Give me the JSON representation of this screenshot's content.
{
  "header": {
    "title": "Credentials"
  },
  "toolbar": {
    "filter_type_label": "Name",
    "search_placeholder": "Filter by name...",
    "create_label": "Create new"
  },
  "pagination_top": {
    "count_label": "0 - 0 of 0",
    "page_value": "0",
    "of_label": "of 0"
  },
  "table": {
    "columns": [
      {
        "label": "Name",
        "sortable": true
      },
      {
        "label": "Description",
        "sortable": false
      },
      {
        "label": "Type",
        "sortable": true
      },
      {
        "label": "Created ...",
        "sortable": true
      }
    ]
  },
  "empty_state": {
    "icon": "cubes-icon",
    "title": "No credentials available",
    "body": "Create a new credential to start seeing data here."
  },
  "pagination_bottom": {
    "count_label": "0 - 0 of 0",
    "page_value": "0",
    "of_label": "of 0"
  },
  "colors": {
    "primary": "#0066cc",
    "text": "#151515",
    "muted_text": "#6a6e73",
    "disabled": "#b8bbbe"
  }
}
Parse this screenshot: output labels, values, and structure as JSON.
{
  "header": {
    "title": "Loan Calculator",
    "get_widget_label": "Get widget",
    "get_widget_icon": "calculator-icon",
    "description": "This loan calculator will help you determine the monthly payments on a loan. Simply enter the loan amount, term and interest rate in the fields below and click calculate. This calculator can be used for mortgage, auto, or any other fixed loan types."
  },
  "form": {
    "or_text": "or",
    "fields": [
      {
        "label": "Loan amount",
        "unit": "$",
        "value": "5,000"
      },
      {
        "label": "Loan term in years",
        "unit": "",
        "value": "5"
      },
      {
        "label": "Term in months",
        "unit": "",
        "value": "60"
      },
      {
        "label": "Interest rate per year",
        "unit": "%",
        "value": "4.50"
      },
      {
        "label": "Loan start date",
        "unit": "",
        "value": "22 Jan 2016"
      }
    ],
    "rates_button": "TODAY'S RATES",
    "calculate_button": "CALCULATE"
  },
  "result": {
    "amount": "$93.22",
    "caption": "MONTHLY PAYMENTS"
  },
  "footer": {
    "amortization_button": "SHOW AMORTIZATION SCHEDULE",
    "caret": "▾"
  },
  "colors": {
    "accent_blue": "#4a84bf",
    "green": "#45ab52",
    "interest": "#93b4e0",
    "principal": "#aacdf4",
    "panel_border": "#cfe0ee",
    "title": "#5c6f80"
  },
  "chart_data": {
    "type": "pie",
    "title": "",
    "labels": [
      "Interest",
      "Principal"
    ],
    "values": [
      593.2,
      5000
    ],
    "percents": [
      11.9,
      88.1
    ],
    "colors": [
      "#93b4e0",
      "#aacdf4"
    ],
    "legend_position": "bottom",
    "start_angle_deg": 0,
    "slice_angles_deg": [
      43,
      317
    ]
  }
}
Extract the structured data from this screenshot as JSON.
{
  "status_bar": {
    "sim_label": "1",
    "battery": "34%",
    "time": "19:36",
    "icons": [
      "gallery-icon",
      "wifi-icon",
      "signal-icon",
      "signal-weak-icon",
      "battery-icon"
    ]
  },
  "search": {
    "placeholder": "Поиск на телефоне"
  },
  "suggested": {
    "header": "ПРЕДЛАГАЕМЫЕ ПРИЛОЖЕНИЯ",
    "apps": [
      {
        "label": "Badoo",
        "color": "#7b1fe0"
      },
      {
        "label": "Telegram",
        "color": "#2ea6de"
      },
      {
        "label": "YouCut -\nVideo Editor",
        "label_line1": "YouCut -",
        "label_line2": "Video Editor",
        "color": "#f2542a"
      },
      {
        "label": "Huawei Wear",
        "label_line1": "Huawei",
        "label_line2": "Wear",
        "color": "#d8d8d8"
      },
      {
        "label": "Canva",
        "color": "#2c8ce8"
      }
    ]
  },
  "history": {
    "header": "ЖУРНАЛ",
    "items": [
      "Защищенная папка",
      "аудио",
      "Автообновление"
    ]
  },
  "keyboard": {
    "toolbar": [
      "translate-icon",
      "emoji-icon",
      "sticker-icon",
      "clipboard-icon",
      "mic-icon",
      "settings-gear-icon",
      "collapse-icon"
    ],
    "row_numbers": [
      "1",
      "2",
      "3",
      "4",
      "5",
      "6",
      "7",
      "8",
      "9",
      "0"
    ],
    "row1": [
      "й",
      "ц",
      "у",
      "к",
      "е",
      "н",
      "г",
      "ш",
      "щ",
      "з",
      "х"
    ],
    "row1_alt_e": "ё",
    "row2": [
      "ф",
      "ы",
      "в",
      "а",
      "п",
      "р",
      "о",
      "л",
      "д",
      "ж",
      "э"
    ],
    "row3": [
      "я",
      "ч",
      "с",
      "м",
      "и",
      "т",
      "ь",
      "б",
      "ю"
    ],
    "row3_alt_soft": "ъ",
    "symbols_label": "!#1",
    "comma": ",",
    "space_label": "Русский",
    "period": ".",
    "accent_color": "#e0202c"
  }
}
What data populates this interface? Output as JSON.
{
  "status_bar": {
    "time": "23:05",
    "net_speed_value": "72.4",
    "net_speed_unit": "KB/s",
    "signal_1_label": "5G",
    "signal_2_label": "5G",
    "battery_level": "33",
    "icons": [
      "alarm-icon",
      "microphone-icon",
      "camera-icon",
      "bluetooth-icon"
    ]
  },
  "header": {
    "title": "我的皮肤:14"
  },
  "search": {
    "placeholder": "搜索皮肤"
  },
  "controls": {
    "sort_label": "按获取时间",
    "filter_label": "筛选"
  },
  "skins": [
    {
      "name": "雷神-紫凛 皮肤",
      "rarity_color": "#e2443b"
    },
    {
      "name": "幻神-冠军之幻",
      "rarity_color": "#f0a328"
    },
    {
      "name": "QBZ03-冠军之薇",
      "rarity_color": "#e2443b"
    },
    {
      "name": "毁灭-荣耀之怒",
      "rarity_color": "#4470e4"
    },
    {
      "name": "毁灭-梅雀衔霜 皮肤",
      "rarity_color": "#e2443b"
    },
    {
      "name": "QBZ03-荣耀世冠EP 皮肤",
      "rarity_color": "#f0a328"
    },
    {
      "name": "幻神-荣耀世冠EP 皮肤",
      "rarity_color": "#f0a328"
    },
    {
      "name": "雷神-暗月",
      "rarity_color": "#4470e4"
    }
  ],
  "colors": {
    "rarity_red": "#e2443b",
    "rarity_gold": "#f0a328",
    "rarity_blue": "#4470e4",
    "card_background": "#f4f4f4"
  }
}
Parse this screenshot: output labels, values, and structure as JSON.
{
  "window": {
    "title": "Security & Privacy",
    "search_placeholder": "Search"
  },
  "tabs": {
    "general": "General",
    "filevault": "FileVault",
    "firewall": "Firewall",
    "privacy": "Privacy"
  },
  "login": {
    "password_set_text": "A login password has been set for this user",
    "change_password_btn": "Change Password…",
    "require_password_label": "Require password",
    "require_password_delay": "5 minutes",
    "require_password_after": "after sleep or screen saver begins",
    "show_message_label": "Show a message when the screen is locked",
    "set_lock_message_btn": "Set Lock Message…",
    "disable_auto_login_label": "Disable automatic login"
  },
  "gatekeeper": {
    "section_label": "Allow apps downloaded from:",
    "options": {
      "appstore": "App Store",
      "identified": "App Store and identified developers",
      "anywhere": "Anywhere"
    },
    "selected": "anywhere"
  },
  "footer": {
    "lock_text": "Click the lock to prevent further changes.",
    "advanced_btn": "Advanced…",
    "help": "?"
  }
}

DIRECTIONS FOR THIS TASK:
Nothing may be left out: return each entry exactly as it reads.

ANSWER SECTION:
Give me the JSON representation of this screenshot's content.
{
  "header": {
    "title": "Credentials"
  },
  "toolbar": {
    "filter_type_label": "Name",
    "search_placeholder": "Filter by name...",
    "create_label": "Create new"
  },
  "pagination_top": {
    "count_label": "0 - 0 of 0",
    "page_value": "0",
    "of_label": "of 0"
  },
  "table": {
    "columns": [
      {
        "label": "Name",
        "sortable": true
      },
      {
        "label": "Description",
        "sortable": false
      },
      {
        "label": "Type",
        "sortable": true
      },
      {
        "label": "Created ...",
        "sortable": true
      }
    ]
  },
  "empty_state": {
    "icon": "cubes-icon",
    "title": "No credentials available",
    "body": "Create a new credential to start seeing data here."
  },
  "pagination_bottom": {
    "count_label": "0 - 0 of 0",
    "page_value": "0",
    "of_label": "of 0"
  },
  "colors": {
    "primary": "#0066cc",
    "text": "#151515",
    "muted_text": "#6a6e73",
    "disabled": "#b8bbbe"
  }
}
Parse this screenshot: output labels, values, and structure as JSON.
{
  "header": {
    "title": "Loan Calculator",
    "get_widget_label": "Get widget",
    "get_widget_icon": "calculator-icon",
    "description": "This loan calculator will help you determine the monthly payments on a loan. Simply enter the loan amount, term and interest rate in the fields below and click calculate. This calculator can be used for mortgage, auto, or any other fixed loan types."
  },
  "form": {
    "or_text": "or",
    "fields": [
      {
        "label": "Loan amount",
        "unit": "$",
        "value": "5,000"
      },
      {
        "label": "Loan term in years",
        "unit": "",
        "value": "5"
      },
      {
        "label": "Term in months",
        "unit": "",
        "value": "60"
      },
      {
        "label": "Interest rate per year",
        "unit": "%",
        "value": "4.50"
      },
      {
        "label": "Loan start date",
        "unit": "",
        "value": "22 Jan 2016"
      }
    ],
    "rates_button": "TODAY'S RATES",
    "calculate_button": "CALCULATE"
  },
  "result": {
    "amount": "$93.22",
    "caption": "MONTHLY PAYMENTS"
  },
  "footer": {
    "amortization_button": "SHOW AMORTIZATION SCHEDULE",
    "caret": "▾"
  },
  "colors": {
    "accent_blue": "#4a84bf",
    "green": "#45ab52",
    "interest": "#93b4e0",
    "principal": "#aacdf4",
    "panel_border": "#cfe0ee",
    "title": "#5c6f80"
  },
  "chart_data": {
    "type": "pie",
    "title": "",
    "labels": [
      "Interest",
      "Principal"
    ],
    "values": [
      593.2,
      5000
    ],
    "percents": [
      11.9,
      88.1
    ],
    "colors": [
      "#93b4e0",
      "#aacdf4"
    ],
    "legend_position": "bottom",
    "start_angle_deg": 0,
    "slice_angles_deg": [
      43,
      317
    ]
  }
}
Extract the structured data from this screenshot as JSON.
{
  "status_bar": {
    "sim_label": "1",
    "battery": "34%",
    "time": "19:36",
    "icons": [
      "gallery-icon",
      "wifi-icon",
      "signal-icon",
      "signal-weak-icon",
      "battery-icon"
    ]
  },
  "search": {
    "placeholder": "Поиск на телефоне"
  },
  "suggested": {
    "header": "ПРЕДЛАГАЕМЫЕ ПРИЛОЖЕНИЯ",
    "apps": [
      {
        "label": "Badoo",
        "color": "#7b1fe0"
      },
      {
        "label": "Telegram",
        "color": "#2ea6de"
      },
      {
        "label": "YouCut -\nVideo Editor",
        "label_line1": "YouCut -",
        "label_line2": "Video Editor",
        "color": "#f2542a"
      },
      {
        "label": "Huawei Wear",
        "label_line1": "Huawei",
        "label_line2": "Wear",
        "color": "#d8d8d8"
      },
      {
        "label": "Canva",
        "color": "#2c8ce8"
      }
    ]
  },
  "history": {
    "header": "ЖУРНАЛ",
    "items": [
      "Защищенная папка",
      "аудио",
      "Автообновление"
    ]
  },
  "keyboard": {
    "toolbar": [
      "translate-icon",
      "emoji-icon",
      "sticker-icon",
      "clipboard-icon",
      "mic-icon",
      "settings-gear-icon",
      "collapse-icon"
    ],
    "row_numbers": [
      "1",
      "2",
      "3",
      "4",
      "5",
      "6",
      "7",
      "8",
      "9",
      "0"
    ],
    "row1": [
      "й",
      "ц",
      "у",
      "к",
      "е",
      "н",
      "г",
      "ш",
      "щ",
      "з",
      "х"
    ],
    "row1_alt_e": "ё",
    "row2": [
      "ф",
      "ы",
      "в",
      "а",
      "п",
      "р",
      "о",
      "л",
      "д",
      "ж",
      "э"
    ],
    "row3": [
      "я",
      "ч",
      "с",
      "м",
      "и",
      "т",
      "ь",
      "б",
      "ю"
    ],
    "row3_alt_soft": "ъ",
    "symbols_label": "!#1",
    "comma": ",",
    "space_label": "Русский",
    "period": ".",
    "accent_color": "#e0202c"
  }
}
What data populates this interface? Output as JSON.
{
  "status_bar": {
    "time": "23:05",
    "net_speed_value": "72.4",
    "net_speed_unit": "KB/s",
    "signal_1_label": "5G",
    "signal_2_label": "5G",
    "battery_level": "33",
    "icons": [
      "alarm-icon",
      "microphone-icon",
      "camera-icon",
      "bluetooth-icon"
    ]
  },
  "header": {
    "title": "我的皮肤:14"
  },
  "search": {
    "placeholder": "搜索皮肤"
  },
  "controls": {
    "sort_label": "按获取时间",
    "filter_label": "筛选"
  },
  "skins": [
    {
      "name": "雷神-紫凛 皮肤",
      "rarity_color": "#e2443b"
    },
    {
      "name": "幻神-冠军之幻",
      "rarity_color": "#f0a328"
    },
    {
      "name": "QBZ03-冠军之薇",
      "rarity_color": "#e2443b"
    },
    {
      "name": "毁灭-荣耀之怒",
      "rarity_color": "#4470e4"
    },
    {
      "name": "毁灭-梅雀衔霜 皮肤",
      "rarity_color": "#e2443b"
    },
    {
      "name": "QBZ03-荣耀世冠EP 皮肤",
      "rarity_color": "#f0a328"
    },
    {
      "name": "幻神-荣耀世冠EP 皮肤",
      "rarity_color": "#f0a328"
    },
    {
      "name": "雷神-暗月",
      "rarity_color": "#4470e4"
    }
  ],
  "colors": {
    "rarity_red": "#e2443b",
    "rarity_gold": "#f0a328",
    "rarity_blue": "#4470e4",
    "card_background": "#f4f4f4"
  }
}
Parse this screenshot: output labels, values, and structure as JSON.
{
  "window": {
    "title": "Security & Privacy",
    "search_placeholder": "Search"
  },
  "tabs": {
    "general": "General",
    "filevault": "FileVault",
    "firewall": "Firewall",
    "privacy": "Privacy"
  },
  "login": {
    "password_set_text": "A login password has been set for this user",
    "change_password_btn": "Change Password…",
    "require_password_label": "Require password",
    "require_password_delay": "5 minutes",
    "require_password_after": "after sleep or screen saver begins",
    "show_message_label": "Show a message when the screen is locked",
    "set_lock_message_btn": "Set Lock Message…",
    "disable_auto_login_label": "Disable automatic login"
  },
  "gatekeeper": {
    "section_label": "Allow apps downloaded from:",
    "options": {
      "appstore": "App Store",
      "identified": "App Store and identified developers",
      "anywhere": "Anywhere"
    },
    "selected": "anywhere"
  },
  "footer": {
    "lock_text": "Click the lock to prevent further changes.",
    "advanced_btn": "Advanced…",
    "help": "?"
  }
}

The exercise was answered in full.